Broad strokes of green. Bright flashes of pink, streaks of tan, white, and red comingling in a single brush stroke. Foad Satterfield’s canvases are layers of acrylic texture, pulling the viewer in to a chaos of colors that morph into new forms—trees, grass, wildflowers in a field, and the sky, all reflected in a rippled mirror of water.
Satterfield doesn’t call himself an artist. He is a painter, a maker, who finds refuge from darkness in nature. Sixteen of his paintings are on display at Malin Gallery in New York City through September 10 in an exhibit called Spaces Before Us - Unrestrained. Satterfield said he is grateful to have his work housed there, “not for popularity or fame, but because I think it could be helpful, useful, a missile of compassion, of empathy.”
“I want this work to be in the world,” said Satterfield. “That’s my goal, it’s always been my mission: to make the most beautiful things to bring compassion, if only for a moment, to someone who may be suffering.”
Satterfield is professor emeritus of art at Dominican University in San Rafael, CA, where he taught for 38 years. He was born in 1945 and grew up on the Gulf Coast. He characterized himself as a sensitive, observant child, soaking in the wisdom of his great aunt and elder family members who raised him while his mother attended college and his father served as a marine. He was dedicated to his Singer sewing machine, cutting out fabrics and making his own shirts, dreaming of one day becoming a fashion designer.
For the first decade of his life, Satterfield lived in Orange, a small town in east Texas where he was “under the supernatural protection of love,” he said, safe from the racism of Jim Crow south. But when the family moved to Lake Charles, Louisiana, he began to get a true taste of the oppression, discrimination, and prejudice experienced everyday by his family, friends, and peers. He observed the strange dichotomy experienced by many Black individuals between the safety they felt inside their homes and the anxiety they experienced being outside.

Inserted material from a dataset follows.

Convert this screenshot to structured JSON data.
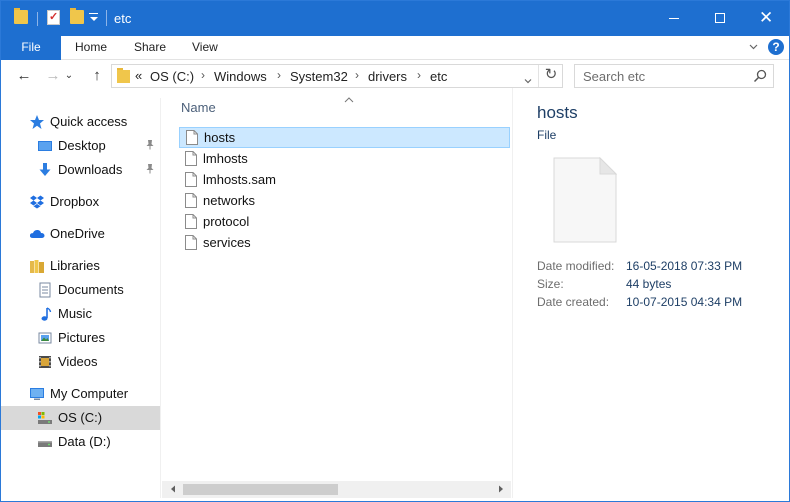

“There was always this fear of being out in the living world in a way, out in the woods. So, what I decided to do was to take that trauma and that fear and turn it in on itself,” said Satterfield. “When I was terrified or traumatized, I would go out into the woods, nature, and let nature take it from me and absorb it.”
Satterfield said he continues to find solace in nature, that nature "takes the poison out.” His outdoor meditations allow him to create paintings that are messages of “compassion, love, and forgiveness," he said.

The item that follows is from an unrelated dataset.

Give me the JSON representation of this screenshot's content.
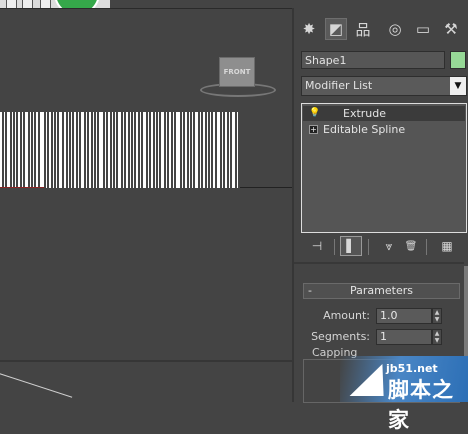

His Woodfox series has particular poignance.
Satterfield made several compositions inspired and named for Albert Woodfox in 2016, the same year Woodfox was released from prison. Woodfox had been accused, along with two other Black men, of the murder of a prison guard in 1972. All three asserted their innocence and said they had been blamed because of their affiliation with the Black Panther party.
Woodfox would go on to spend 43 years in solitary confinement in Louisiana State Penitentiary, otherwise known as Angola. He would later publish a book about his experience, Solitary: Unbroken by Four Decades in Solitary Confinement. My Story of Transformation and Hope. Woodfox died on Thursday, August 4, from COVID-19 complications.

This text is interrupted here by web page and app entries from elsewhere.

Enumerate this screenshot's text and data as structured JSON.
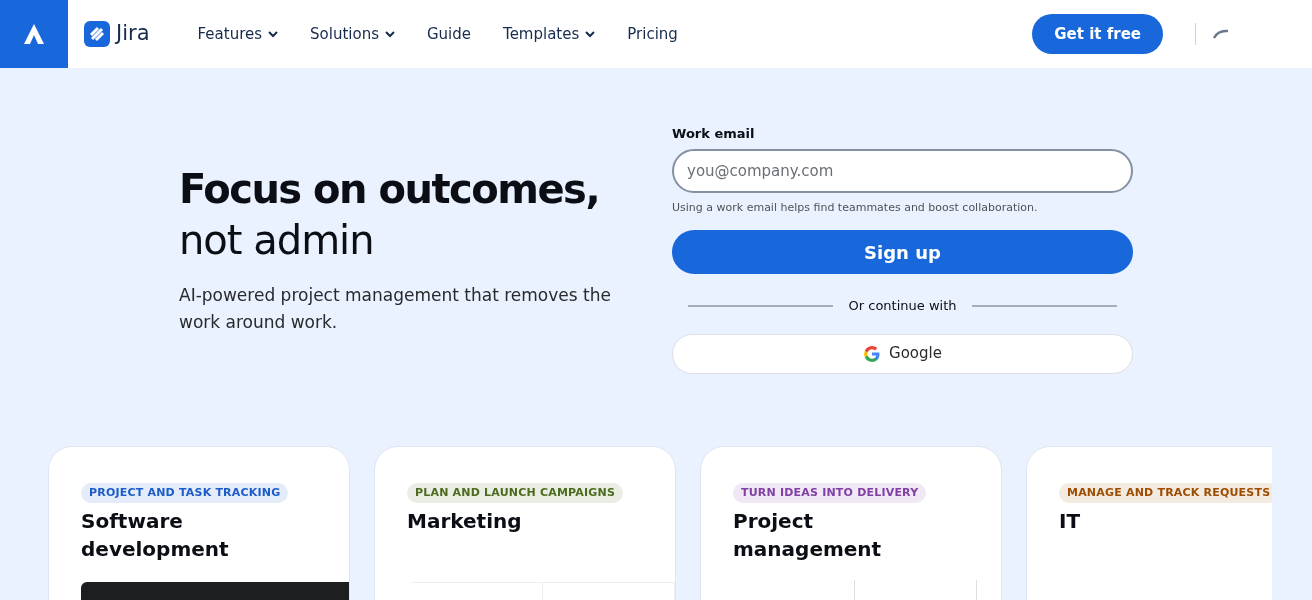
{
  "nav": {
    "brand": "Jira",
    "items": [
      {
        "label": "Features",
        "dropdown": true
      },
      {
        "label": "Solutions",
        "dropdown": true
      },
      {
        "label": "Guide",
        "dropdown": false
      },
      {
        "label": "Templates",
        "dropdown": true
      },
      {
        "label": "Pricing",
        "dropdown": false
      }
    ],
    "cta": "Get it free"
  },
  "hero": {
    "title": "Focus on outcomes,",
    "subtitle": "not admin",
    "description": "AI-powered project management that removes the work around work."
  },
  "signup": {
    "label": "Work email",
    "placeholder": "you@company.com",
    "hint": "Using a work email helps find teammates and boost collaboration.",
    "submit": "Sign up",
    "divider": "Or continue with",
    "google": "Google"
  },
  "cards": [
    {
      "tag": "PROJECT AND TASK TRACKING",
      "color": "#1c5bc9",
      "title": "Software development",
      "kind": "dark"
    },
    {
      "tag": "PLAN AND LAUNCH CAMPAIGNS",
      "color": "#4c6b1f",
      "title": "Marketing",
      "kind": "calendar"
    },
    {
      "tag": "TURN IDEAS INTO DELIVERY",
      "color": "#803fa5",
      "title": "Project management",
      "kind": "columns"
    },
    {
      "tag": "MANAGE AND TRACK REQUESTS",
      "color": "#9e4c00",
      "title": "IT",
      "kind": "plain"
    }
  ]
}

The inhumanity of Woodfox’s punishment tore at Satterfield's heart, he said. While activism and protest alleviated some of the pain, Satterfield found himself coming back to the same question: “What can I do?”
So, Satterfield went to the woods. He wandered to a quiet park near his home in Berkeley, CA, and sat down next to small cliff and a dried-up stream. He began to see the parallels between this space and the suffering of Woodfox.
“This has all the elements—a semblance of life almost being wiped out, life trying to restore itself but inhibited—and it’s a horizonal composition, laying down as opposed to standing up—all the decomposing and fertile materials, life and death existing in the same plane,” said Satterfield. “To transpose it into natural elements to tell that same story, you’ve got to get a chance to be in front of it for a minute.
That’s why Satterfield hopes his audience will take the time to sit and observe his paintings, to see what they can discover when given the permission for space, peace, and quiet.
“I want the work to be inspiring,” said Satterfield. “I’m hoping the work can be placed into national venues, because I think it expands what we’re all about, our humanity and relationships, building upon that, trying to find healthy ways to deal with the trauma, making the work and using nature as a healing element.”
Liann Herder can be reached at firstname.lastname@example.org.